- The State of Louisiana opened up its previously limited-access mapping and aerial photography databases to the online community. Citizen-developers subsequently leveraged Google Earth and similar open-source mapping technologies to help the government build a state-wide emergency response and disaster relief application.

- In New Zealand, the national police force set up a wiki site to collect input into a new piece of law enforcement legislation. Citizen feedback was subsequently used to help create the New Zealand Policing Act.

- Closer to home, the Toronto Transit Commission has taken a leading role in encouraging citizen involvement in Web-based application development. It hosted TransitCamp — a collaborative session with bloggers and developers designed to solicit ideas to improve transit service — and later released schedule and real-time GPS data to citizen-developers. The result: Web and mobile applications that help transit users get more out of the system.

In all of these cases, the government agencies themselves may very well have been able to develop the same applications. But given the well-worn constraints of public sector bureaucracies following traditional application development practices, the results would have been projects delivered years-late and over budget.

Instead, governments are increasingly giving citizens free rein to do as they wish with previously inaccessible data. Costs are significantly reduced as big, conventional IT projects are replaced by more on-the-fly approaches to resource management. Timelines are also cut down to size thanks to the use of agile development methods and more collaborative models. Crowdsourcing also maximizes the use of newer technologies, thanks to home-based developers looking to market their prowess to a broader audience. This all translates into more bang for the public buck.

Proponents of open data initiatives claim they increase government efficiency and effectiveness by encouraging greater levels of citizen participation in the creation and delivery of public services. But in light of the just-completed U.S. deal to restructure its debt ceiling and begin trimming the federal budget, it's difficult to ignore the cost side of the equation, as well.

As governments on both sides of the border find themselves increasingly pressured to deliver the same — or more — services for less, open data and so-called Government 2.0-based initiatives could hold the key to taxpayers having their cake and eating it, too. As government shrinks, citizens willingly take up the slack using rapidly evolving development and social media tools.

Open government isn't just a philosophical concept designed to drive democracy.

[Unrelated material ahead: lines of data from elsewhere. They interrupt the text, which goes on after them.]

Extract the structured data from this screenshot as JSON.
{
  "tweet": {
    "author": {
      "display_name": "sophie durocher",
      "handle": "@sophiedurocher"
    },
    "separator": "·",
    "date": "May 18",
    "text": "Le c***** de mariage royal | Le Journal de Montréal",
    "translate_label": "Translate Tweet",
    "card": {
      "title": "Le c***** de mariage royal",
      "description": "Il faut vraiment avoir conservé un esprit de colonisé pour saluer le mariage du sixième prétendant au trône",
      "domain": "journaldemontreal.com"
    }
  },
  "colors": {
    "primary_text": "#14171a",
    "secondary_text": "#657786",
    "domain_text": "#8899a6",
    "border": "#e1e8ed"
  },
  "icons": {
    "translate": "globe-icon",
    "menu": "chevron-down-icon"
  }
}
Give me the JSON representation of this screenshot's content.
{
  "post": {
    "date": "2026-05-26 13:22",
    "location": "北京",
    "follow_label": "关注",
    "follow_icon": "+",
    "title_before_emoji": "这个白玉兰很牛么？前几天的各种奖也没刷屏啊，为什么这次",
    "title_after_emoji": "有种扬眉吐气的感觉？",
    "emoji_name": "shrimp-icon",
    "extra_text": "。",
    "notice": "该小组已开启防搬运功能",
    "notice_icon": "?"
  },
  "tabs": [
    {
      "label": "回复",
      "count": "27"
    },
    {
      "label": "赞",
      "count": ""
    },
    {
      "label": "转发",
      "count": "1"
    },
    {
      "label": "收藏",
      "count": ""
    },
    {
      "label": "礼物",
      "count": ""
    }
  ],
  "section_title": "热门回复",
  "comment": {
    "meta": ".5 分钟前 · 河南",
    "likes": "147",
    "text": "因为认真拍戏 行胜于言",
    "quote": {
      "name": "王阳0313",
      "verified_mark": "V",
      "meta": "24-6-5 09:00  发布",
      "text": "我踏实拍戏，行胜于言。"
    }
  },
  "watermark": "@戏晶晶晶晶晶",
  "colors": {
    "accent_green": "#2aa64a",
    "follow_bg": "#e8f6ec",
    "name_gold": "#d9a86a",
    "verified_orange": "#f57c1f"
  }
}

It's really about leveraging technology — and technologically enabled citizens — to do more with less. By throwing data out there and seeing what develops, governments can reduce spend and enable business in ways they simply wouldn't be able to do if they functioned conventionally. They can leverage the motivations and skills of interested members of the public to create value that conventionally hired departmental resources have never been able to achieve; at least not at this level of efficiency.

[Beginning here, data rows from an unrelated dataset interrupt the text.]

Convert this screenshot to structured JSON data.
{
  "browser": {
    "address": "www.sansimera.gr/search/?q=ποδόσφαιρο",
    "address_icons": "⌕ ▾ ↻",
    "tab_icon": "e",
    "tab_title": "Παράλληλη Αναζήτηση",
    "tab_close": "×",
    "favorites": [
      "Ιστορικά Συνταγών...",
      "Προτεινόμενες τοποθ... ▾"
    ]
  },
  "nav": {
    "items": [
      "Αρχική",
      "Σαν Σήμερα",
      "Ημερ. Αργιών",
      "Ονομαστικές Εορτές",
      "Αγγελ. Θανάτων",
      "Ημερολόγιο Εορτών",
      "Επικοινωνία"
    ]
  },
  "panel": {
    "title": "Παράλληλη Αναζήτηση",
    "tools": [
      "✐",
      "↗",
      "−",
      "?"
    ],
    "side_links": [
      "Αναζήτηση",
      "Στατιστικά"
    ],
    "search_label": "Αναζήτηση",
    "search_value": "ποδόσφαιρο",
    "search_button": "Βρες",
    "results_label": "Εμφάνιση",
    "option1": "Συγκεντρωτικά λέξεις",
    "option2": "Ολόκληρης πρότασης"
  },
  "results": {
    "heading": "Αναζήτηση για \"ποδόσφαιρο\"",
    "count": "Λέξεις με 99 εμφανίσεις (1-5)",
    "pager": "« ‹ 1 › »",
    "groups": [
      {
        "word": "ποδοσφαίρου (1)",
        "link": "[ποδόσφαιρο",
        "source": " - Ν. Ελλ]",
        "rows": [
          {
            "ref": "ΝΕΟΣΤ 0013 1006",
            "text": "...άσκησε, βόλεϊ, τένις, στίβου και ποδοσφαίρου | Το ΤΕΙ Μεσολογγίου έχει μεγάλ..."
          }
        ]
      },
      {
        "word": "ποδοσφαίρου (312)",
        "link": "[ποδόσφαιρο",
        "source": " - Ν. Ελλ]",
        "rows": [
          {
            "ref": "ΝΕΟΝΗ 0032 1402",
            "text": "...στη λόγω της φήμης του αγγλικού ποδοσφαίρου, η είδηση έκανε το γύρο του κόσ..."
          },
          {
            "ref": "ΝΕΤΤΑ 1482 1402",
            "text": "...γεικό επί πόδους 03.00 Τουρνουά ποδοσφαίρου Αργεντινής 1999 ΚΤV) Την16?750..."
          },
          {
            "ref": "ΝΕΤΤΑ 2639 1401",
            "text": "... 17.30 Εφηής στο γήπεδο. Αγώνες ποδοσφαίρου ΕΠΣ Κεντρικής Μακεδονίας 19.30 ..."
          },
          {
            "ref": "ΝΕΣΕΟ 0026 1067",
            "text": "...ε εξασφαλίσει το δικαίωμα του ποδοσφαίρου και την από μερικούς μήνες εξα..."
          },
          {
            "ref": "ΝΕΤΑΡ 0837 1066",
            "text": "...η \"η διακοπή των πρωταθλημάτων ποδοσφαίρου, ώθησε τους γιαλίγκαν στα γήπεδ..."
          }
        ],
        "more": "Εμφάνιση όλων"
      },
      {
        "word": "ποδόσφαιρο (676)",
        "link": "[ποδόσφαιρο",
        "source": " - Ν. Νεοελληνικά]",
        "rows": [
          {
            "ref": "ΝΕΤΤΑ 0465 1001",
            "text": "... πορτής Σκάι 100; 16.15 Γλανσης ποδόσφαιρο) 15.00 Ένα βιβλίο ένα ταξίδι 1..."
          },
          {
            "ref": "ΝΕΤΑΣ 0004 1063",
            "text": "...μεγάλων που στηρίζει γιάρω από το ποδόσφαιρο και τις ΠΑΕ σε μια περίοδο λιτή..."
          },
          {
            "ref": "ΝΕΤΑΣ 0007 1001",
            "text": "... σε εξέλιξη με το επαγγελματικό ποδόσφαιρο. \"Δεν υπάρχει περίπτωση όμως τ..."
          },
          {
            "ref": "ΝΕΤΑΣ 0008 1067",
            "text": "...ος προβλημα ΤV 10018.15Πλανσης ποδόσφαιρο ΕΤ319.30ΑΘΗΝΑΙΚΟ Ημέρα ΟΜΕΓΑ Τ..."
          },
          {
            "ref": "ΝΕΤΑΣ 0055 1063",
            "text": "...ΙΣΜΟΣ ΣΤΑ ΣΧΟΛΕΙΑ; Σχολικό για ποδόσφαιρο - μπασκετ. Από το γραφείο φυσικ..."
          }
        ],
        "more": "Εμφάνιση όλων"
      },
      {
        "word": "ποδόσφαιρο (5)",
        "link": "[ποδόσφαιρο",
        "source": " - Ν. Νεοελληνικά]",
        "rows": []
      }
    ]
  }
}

While Wall Street and Bay Street investors may not take much notice because such public sector initiatives don't have much affect on share values today, they may want to keep open government on their radar.

After all, markets that function within provinces and countries that are Government 2.0-savvy will ultimately be more agile than those that aren't. Which, I gather, is a big draw for future investment.

Carmi Levy is a London, Ont.-based independent technology analyst and journalist.